It was used as VOC office initially, then overhauled and relaunched until it became a restaurant in 1991.
I had been an avid visitor of Kota Tua since childhood, and this place, beyond doubt, set my eye on becoming a restaurant critic.
While the number of eateries is skyrocketing recently, Cafe Batavia remains the hottest restaurant in Jakarta, given the fact that it was still jam-packed when people took over Jakarta streets to sound their protest.
But Cafe Batavia also seems to be taking its “hotness” quite literally.
The second floor feels hot, especially if you sit near the big mirror overlooking Fatahilah museum.
Several standing air conditioners and ceiling fans won’t help either.

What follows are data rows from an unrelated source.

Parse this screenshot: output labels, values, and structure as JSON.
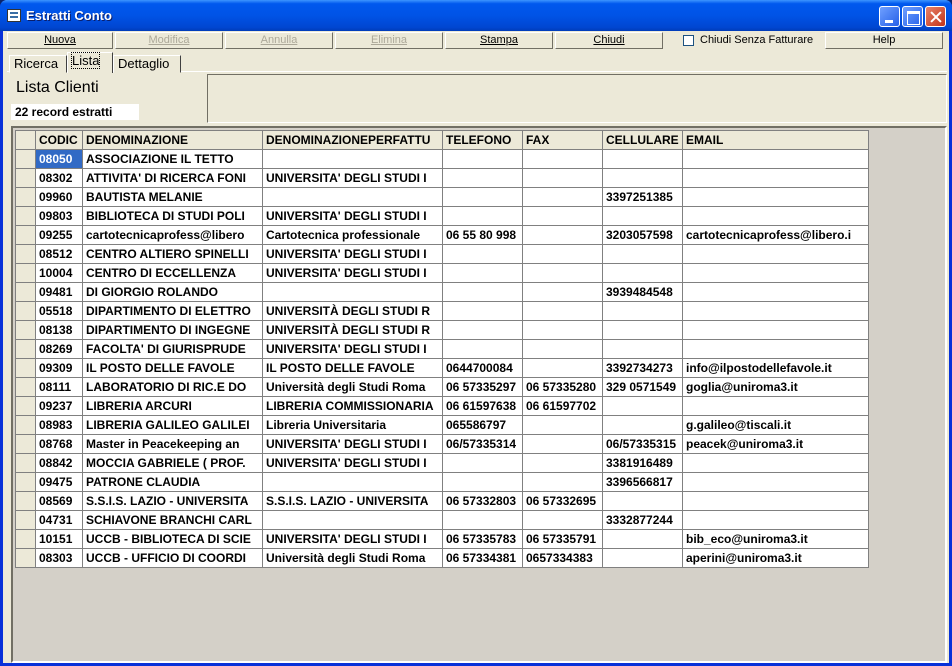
{
  "window": {
    "title": "Estratti Conto"
  },
  "toolbar": {
    "nuova": "Nuova",
    "modifica": "Modifica",
    "annulla": "Annulla",
    "elimina": "Elimina",
    "stampa": "Stampa",
    "chiudi": "Chiudi",
    "chiudi_senza_fatturare": "Chiudi Senza Fatturare",
    "help": "Help"
  },
  "tabs": {
    "ricerca": "Ricerca",
    "lista": "Lista",
    "dettaglio": "Dettaglio"
  },
  "panel": {
    "title": "Lista Clienti",
    "record_count": "22 record estratti"
  },
  "table": {
    "columns": [
      "CODIC",
      "DENOMINAZIONE",
      "DENOMINAZIONEPERFATTU",
      "TELEFONO",
      "FAX",
      "CELLULARE",
      "EMAIL"
    ],
    "rows": [
      [
        "08050",
        "ASSOCIAZIONE IL TETTO",
        "",
        "",
        "",
        "",
        ""
      ],
      [
        "08302",
        "ATTIVITA' DI RICERCA FONI",
        "UNIVERSITA' DEGLI STUDI I",
        "",
        "",
        "",
        ""
      ],
      [
        "09960",
        "BAUTISTA MELANIE",
        "",
        "",
        "",
        "3397251385",
        ""
      ],
      [
        "09803",
        "BIBLIOTECA DI STUDI POLI",
        "UNIVERSITA' DEGLI STUDI I",
        "",
        "",
        "",
        ""
      ],
      [
        "09255",
        "cartotecnicaprofess@libero",
        "Cartotecnica professionale",
        "06 55 80 998",
        "",
        "3203057598",
        "cartotecnicaprofess@libero.i"
      ],
      [
        "08512",
        "CENTRO ALTIERO SPINELLI",
        "UNIVERSITA' DEGLI STUDI I",
        "",
        "",
        "",
        ""
      ],
      [
        "10004",
        "CENTRO DI ECCELLENZA",
        "UNIVERSITA' DEGLI STUDI I",
        "",
        "",
        "",
        ""
      ],
      [
        "09481",
        "DI GIORGIO ROLANDO",
        "",
        "",
        "",
        "3939484548",
        ""
      ],
      [
        "05518",
        "DIPARTIMENTO DI ELETTRO",
        "UNIVERSITÀ DEGLI STUDI R",
        "",
        "",
        "",
        ""
      ],
      [
        "08138",
        "DIPARTIMENTO DI INGEGNE",
        "UNIVERSITÀ DEGLI STUDI R",
        "",
        "",
        "",
        ""
      ],
      [
        "08269",
        "FACOLTA' DI GIURISPRUDE",
        "UNIVERSITA' DEGLI STUDI I",
        "",
        "",
        "",
        ""
      ],
      [
        "09309",
        "IL POSTO DELLE FAVOLE",
        "IL POSTO DELLE FAVOLE",
        "0644700084",
        "",
        "3392734273",
        "info@ilpostodellefavole.it"
      ],
      [
        "08111",
        "LABORATORIO DI RIC.E DO",
        "Università degli Studi Roma",
        "06 57335297",
        "06 57335280",
        "329 0571549",
        "goglia@uniroma3.it"
      ],
      [
        "09237",
        "LIBRERIA ARCURI",
        "LIBRERIA COMMISSIONARIA",
        "06 61597638",
        "06 61597702",
        "",
        ""
      ],
      [
        "08983",
        "LIBRERIA GALILEO GALILEI",
        "Libreria Universitaria",
        "065586797",
        "",
        "",
        "g.galileo@tiscali.it"
      ],
      [
        "08768",
        "Master in Peacekeeping an",
        "UNIVERSITA' DEGLI STUDI I",
        "06/57335314",
        "",
        "06/57335315",
        "peacek@uniroma3.it"
      ],
      [
        "08842",
        "MOCCIA GABRIELE ( PROF.",
        "UNIVERSITA' DEGLI STUDI I",
        "",
        "",
        "3381916489",
        ""
      ],
      [
        "09475",
        "PATRONE CLAUDIA",
        "",
        "",
        "",
        "3396566817",
        ""
      ],
      [
        "08569",
        "S.S.I.S. LAZIO - UNIVERSITA",
        "S.S.I.S. LAZIO - UNIVERSITA",
        "06 57332803",
        "06 57332695",
        "",
        ""
      ],
      [
        "04731",
        "SCHIAVONE BRANCHI CARL",
        "",
        "",
        "",
        "3332877244",
        ""
      ],
      [
        "10151",
        "UCCB - BIBLIOTECA DI SCIE",
        "UNIVERSITA' DEGLI STUDI I",
        "06 57335783",
        "06 57335791",
        "",
        "bib_eco@uniroma3.it"
      ],
      [
        "08303",
        "UCCB - UFFICIO DI COORDI",
        "Università degli Studi Roma",
        "06 57334381",
        "0657334383",
        "",
        "aperini@uniroma3.it"
      ]
    ]
  }
}
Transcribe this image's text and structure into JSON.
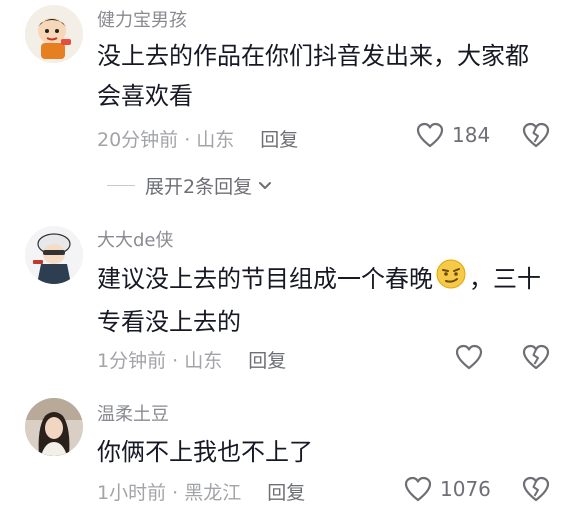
{
  "comments": [
    {
      "username": "健力宝男孩",
      "text": "没上去的作品在你们抖音发出来，大家都会喜欢看",
      "time_location": "20分钟前 · 山东",
      "reply_label": "回复",
      "like_count": "184",
      "expand_label": "展开2条回复",
      "avatar_icon": "cartoon-boy-avatar"
    },
    {
      "username": "大大de侠",
      "text_before_emoji": "建议没上去的节目组成一个春晚",
      "text_after_emoji": "，三十专看没上去的",
      "emoji_icon": "smirk-emoji-icon",
      "time_location": "1分钟前 · 山东",
      "reply_label": "回复",
      "like_count": "",
      "avatar_icon": "anime-character-avatar"
    },
    {
      "username": "温柔土豆",
      "text": "你俩不上我也不上了",
      "time_location": "1小时前 · 黑龙江",
      "reply_label": "回复",
      "like_count": "1076",
      "avatar_icon": "girl-photo-avatar"
    }
  ],
  "colors": {
    "username": "#8a8b91",
    "content": "#161823",
    "meta": "#a3a4a8",
    "icon": "#6e6f75"
  }
}
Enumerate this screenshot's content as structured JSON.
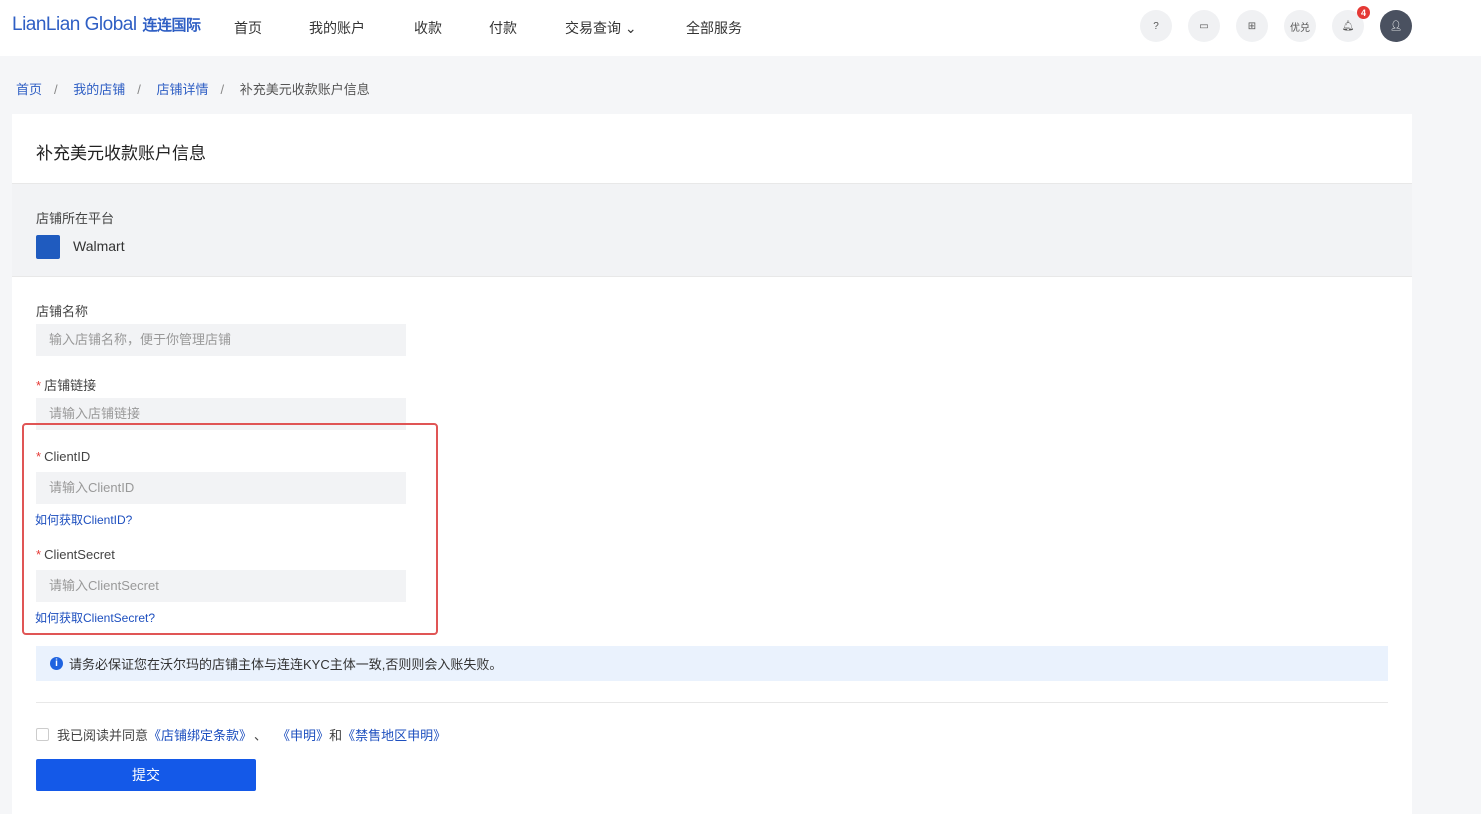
{
  "brand": {
    "logo_en": "LianLian Global",
    "logo_cn": "连连国际"
  },
  "nav": [
    "首页",
    "我的账户",
    "收款",
    "付款",
    "交易查询",
    "全部服务"
  ],
  "header": {
    "redeem": "优兑",
    "notif_count": "4"
  },
  "breadcrumb": [
    "首页",
    "我的店铺",
    "店铺详情",
    "补充美元收款账户信息"
  ],
  "page_title": "补充美元收款账户信息",
  "platform": {
    "label": "店铺所在平台",
    "name": "Walmart"
  },
  "form": {
    "store_name": {
      "label": "店铺名称",
      "placeholder": "输入店铺名称，便于你管理店铺"
    },
    "store_link": {
      "label": "店铺链接",
      "placeholder": "请输入店铺链接"
    },
    "client_id": {
      "label": "ClientID",
      "placeholder": "请输入ClientID",
      "help": "如何获取ClientID?"
    },
    "client_secret": {
      "label": "ClientSecret",
      "placeholder": "请输入ClientSecret",
      "help": "如何获取ClientSecret?"
    }
  },
  "notice": "请务必保证您在沃尔玛的店铺主体与连连KYC主体一致,否则则会入账失败。",
  "agree": {
    "prefix": "我已阅读并同意",
    "terms": "《店铺绑定条款》",
    "sep": "、",
    "statement": "《申明》",
    "and": "和",
    "prohibited": "《禁售地区申明》"
  },
  "submit": "提交"
}
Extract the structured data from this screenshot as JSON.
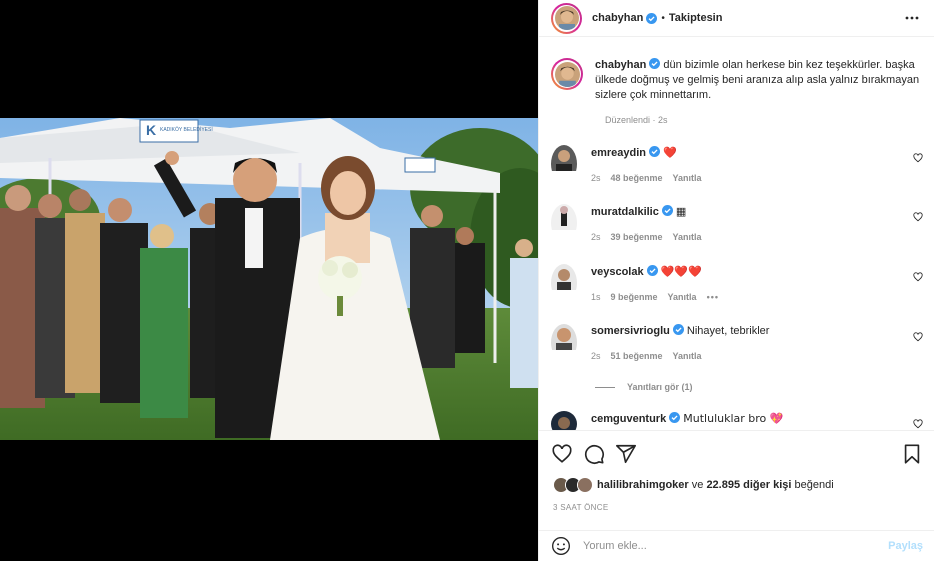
{
  "post": {
    "author": "chabyhan",
    "follow_status": "Takiptesin",
    "caption": "dün bizimle olan herkese bin kez teşekkürler. başka ülkede doğmuş ve gelmiş beni aranıza alıp asla yalnız bırakmayan sizlere çok minnettarım.",
    "edited": "Düzenlendi · 2s"
  },
  "photo": {
    "banner_text": "KADIKÖY BELEDİYESİ",
    "banner_letter": "K"
  },
  "comments": [
    {
      "user": "emreaydin",
      "text": "❤️",
      "time": "2s",
      "likes": "48 beğenme",
      "reply": "Yanıtla"
    },
    {
      "user": "muratdalkilic",
      "text": "▦",
      "time": "2s",
      "likes": "39 beğenme",
      "reply": "Yanıtla"
    },
    {
      "user": "veyscolak",
      "text": "❤️❤️❤️",
      "time": "1s",
      "likes": "9 beğenme",
      "reply": "Yanıtla"
    },
    {
      "user": "somersivrioglu",
      "text": "Nihayet, tebrikler",
      "time": "2s",
      "likes": "51 beğenme",
      "reply": "Yanıtla"
    },
    {
      "user": "cemguventurk",
      "text": "Mutluluklar bro 💖",
      "time": "",
      "likes": "",
      "reply": ""
    }
  ],
  "view_replies": "Yanıtları gör (1)",
  "likes_line": {
    "user": "halilibrahimgoker",
    "rest": " ve ",
    "count": "22.895 diğer kişi",
    "suffix": " beğendi"
  },
  "timestamp": "3 SAAT ÖNCE",
  "composer": {
    "placeholder": "Yorum ekle...",
    "post_label": "Paylaş"
  },
  "icons": [
    "heart-icon",
    "comment-icon",
    "share-icon",
    "bookmark-icon",
    "more-options-icon",
    "verified-badge-icon",
    "emoji-icon"
  ],
  "colors": {
    "verified": "#3897f0",
    "red_heart": "#ed4956",
    "link_disabled": "#b2dffc"
  }
}
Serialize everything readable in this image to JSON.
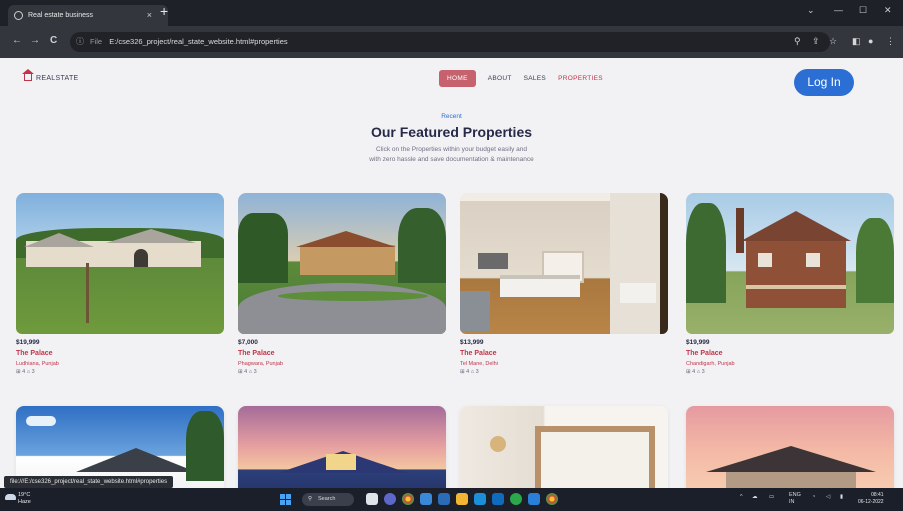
{
  "browser": {
    "tab_title": "Real estate business",
    "tab_close": "×",
    "new_tab": "+",
    "url_prefix": "File",
    "url": "E:/cse326_project/real_state_website.html#properties",
    "back": "←",
    "forward": "→",
    "reload": "C",
    "win_minimize": "—",
    "win_maximize": "☐",
    "win_close": "✕",
    "win_dropdown": "⌄"
  },
  "site": {
    "logo_text": "REALSTATE",
    "nav": [
      "HOME",
      "ABOUT",
      "SALES",
      "PROPERTIES"
    ],
    "login_label": "Log In"
  },
  "hero": {
    "kicker": "Recent",
    "title": "Our Featured Properties",
    "subtitle_line1": "Click on the Properties within your budget easily and",
    "subtitle_line2": "with zero hassle and save documentation & maintenance"
  },
  "properties": [
    {
      "price": "$19,999",
      "name": "The Palace",
      "location": "Ludhiana, Punjab",
      "specs": "⊞ 4   ⌂ 3",
      "scene": "ranch"
    },
    {
      "price": "$7,000",
      "name": "The Palace",
      "location": "Phagwara, Punjab",
      "specs": "⊞ 4   ⌂ 3",
      "scene": "villa"
    },
    {
      "price": "$13,999",
      "name": "The Palace",
      "location": "Tel Mane, Delhi",
      "specs": "⊞ 4   ⌂ 3",
      "scene": "interior"
    },
    {
      "price": "$19,999",
      "name": "The Palace",
      "location": "Chandigarh, Punjab",
      "specs": "⊞ 4   ⌂ 3",
      "scene": "brick"
    }
  ],
  "status_link": "file:///E:/cse326_project/real_state_website.html#properties",
  "taskbar": {
    "weather_temp": "19°C",
    "weather_desc": "Haze",
    "search_label": "Search",
    "tray_lang": "ENG",
    "tray_region": "IN",
    "time": "08:41",
    "date": "06-12-2022"
  },
  "colors": {
    "accent": "#c0344a",
    "brand_blue": "#2b6fd4",
    "nav_active": "#c6626e",
    "title": "#262a48"
  }
}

But of course, we're talking about Jakarta. And also we should mind the fact that the structure of an old building would not really be supportive for a much more modern need of air-conditioned experience.